But then I got to the tailgate….and within a few minutes of our arrival, the 2-year-old granddaughter of one of my tailgating friends got loose and ran in front of a car passing by. If not for several people shouting, the grandmother running out in front of the car and nearly getting hit herself, the defensive driving of the fellow Duke fan, and the grace of God, we could have had a tragedy on our hands. The thought just never occurred to me how easily that could happen, but of course it could by the very definition of what we were all doing! Having a good time while not paying all that much attention in the middle of a parking lot! Kind of makes you wonder why it doesn’t happen more often, doesn’t it?

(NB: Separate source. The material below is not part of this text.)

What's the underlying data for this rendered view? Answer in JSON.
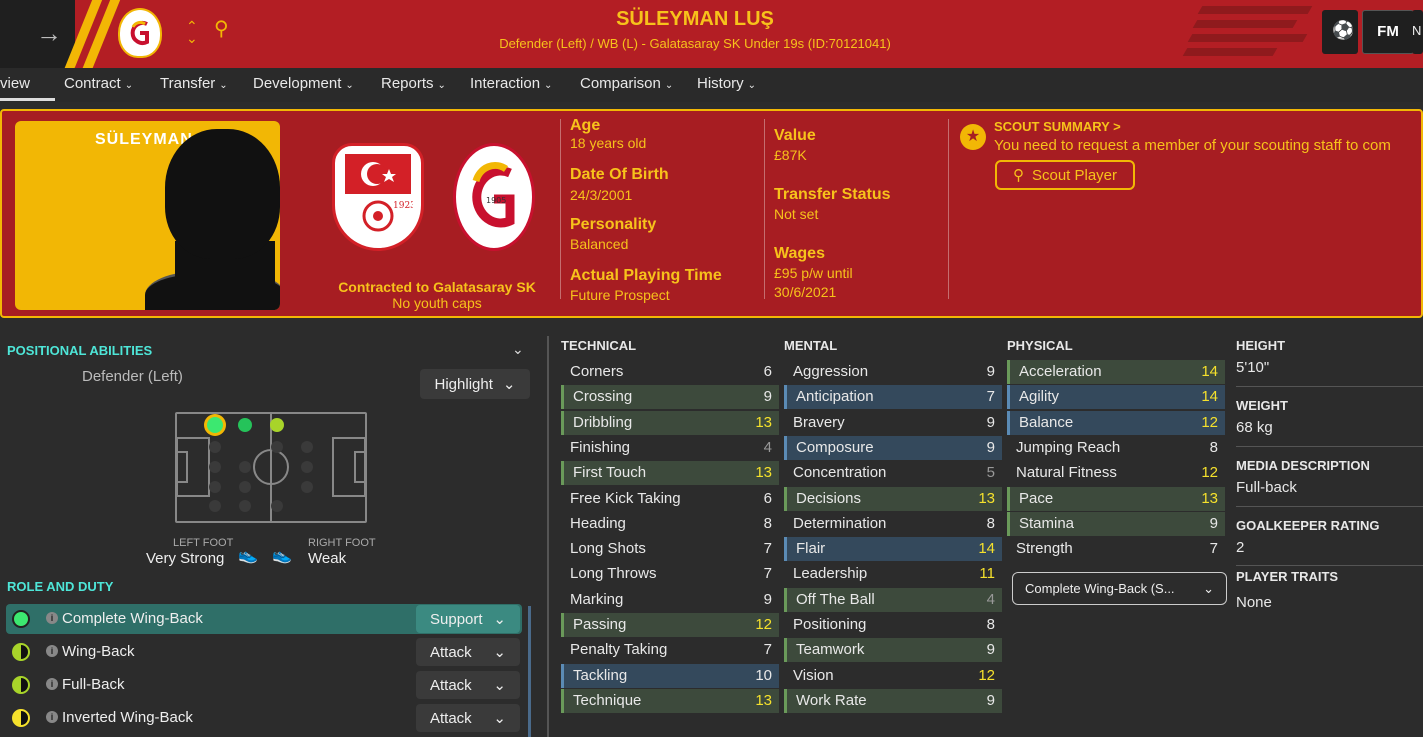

Instincts kicked in in the moments that followed and I grabbed by 2-year-old son, who luckily is pretty good about sticking close by his mom and dad, at least in unfamiliar places, and plopped him down in a chair and put a plate of food in his lap. Then, kneeling beside him, I caught my breath. Everybody tried not to let the incident change the mood of the festivities and kept going forward, but the moment really stuck with me. I also have 1-year-old twin sons who stayed home from the game Saturday, in large part because four hands (belonging to my husband and me) is not really enough to handle three toddlers on an occasion like that – and because they are better off napping twice and enjoying their grandmother’s company in Charlotte than making an all-day trek. But in the next few years I’m going to want them to come and experience a football game, and tailgating, and what then?

And what if my 2-year-old had been the one getting loose Saturday? Was it a not-so-subtle reminder that I can’t just count on him sticking close by me? And what about all the kids out in the lots that afternoon throwing footballs and having a great time, and not paying all that much attention to drivers who were entering the parking lots focused more on looking for a parking space than a deep pass? And what about after games, when alcohol consumption might be an even bigger factor for tailgaters and drivers? In a perfect world, parents of toddlers and drivers aren’t getting drunk, but that’s not always how it goes.

I love the free roaming nature of tailgates and the way there aren’t a ton of rules and regulations – not at Duke yet anyway! – and I don’t want to see that change.  But I also don’t want to see anybody get hurt. At this point, I have more questions than answers, but it’s something I’m going to be thinking more about going forward. For now, I think the No. 1 way we can protect ourselves, our children and other people’s children is to be more aware and alert in tailgating lots. So consider this blog a first step toward that end.

And in the meantime, go Duke!